Cairo: Saudi Arabia’s consultative Shura Council will vote later this week a proposal for public naming of sex harassers as part of legal steps to fight sex offences in the country.
A similar motion was previously blocked amid opposition from some members of the council, who argued that naming the offender harms his family as well. Proponents, meanwhile, believe that introducing the name-and-shame penalty, already adopted in commercial wrongdoing in Saudi Arabia, would be a strong deterrence in sex offences.
The Shura Council is due Wednesday to hold a vote session on the proposal, based on a report from its Security Committee to add the suggested penalty to the anti-harassment legal system, Saudi news portal Sabq reported today.
In recent years, Saudi Arabia has sought to fight sex offences and boost women’s rights as part of drastic reforms in the kingdom championed by Crown Prince Mohammed Bin Salman.
In 2018, Saudi Arabia approved a law criminalising sexual harassment, making the act punishable by up to five years in prison and a maximum fine of SR300,000.

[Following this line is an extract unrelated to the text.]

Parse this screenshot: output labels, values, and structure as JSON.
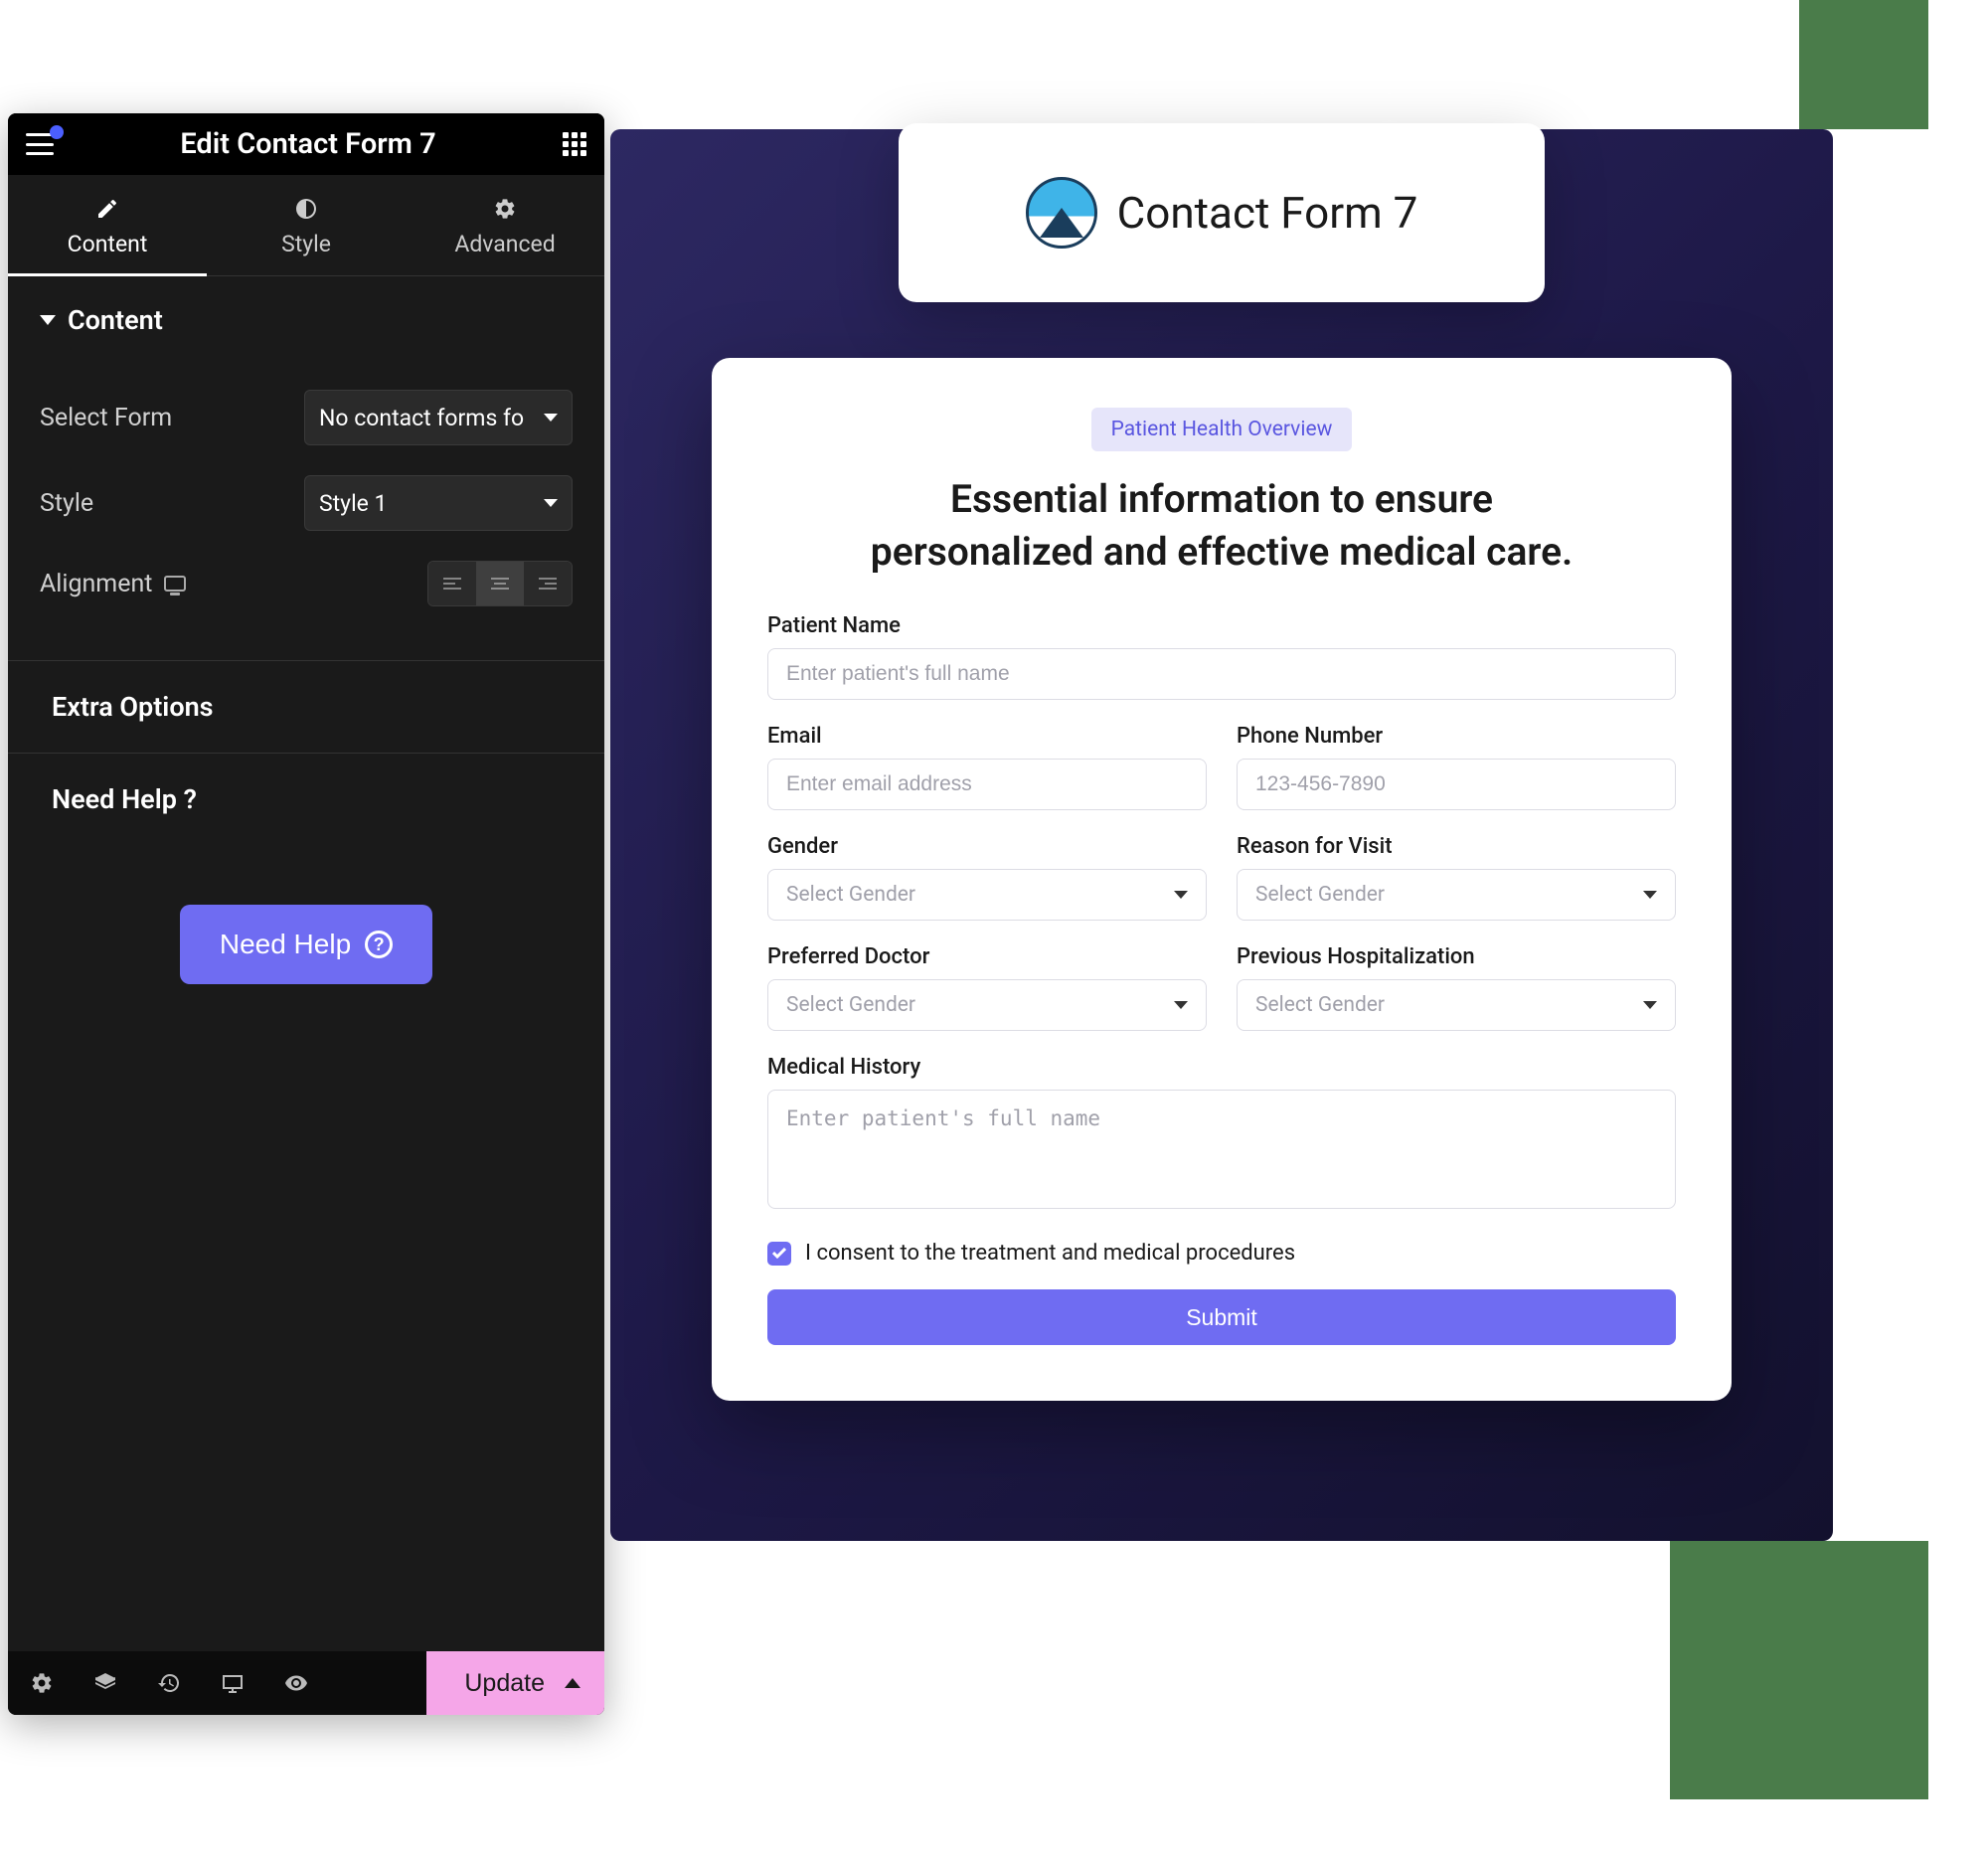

“The harassment crime is one of the most heinous acts that causes psychological harms to the victim. Several countries have enacted firm laws to deter harassers,” said Asil Al Jaid, a legal advisor. He told Sabq that there is no religious or legal prohibition for naming to shame such “criminals”.
The state Saudi Human Rights Commission has defined harassment as every verbal expression, deed or motion carrying sexual insinuation made by a person towards another referring to the body and honour or harming modesty in any way including modern technology methods.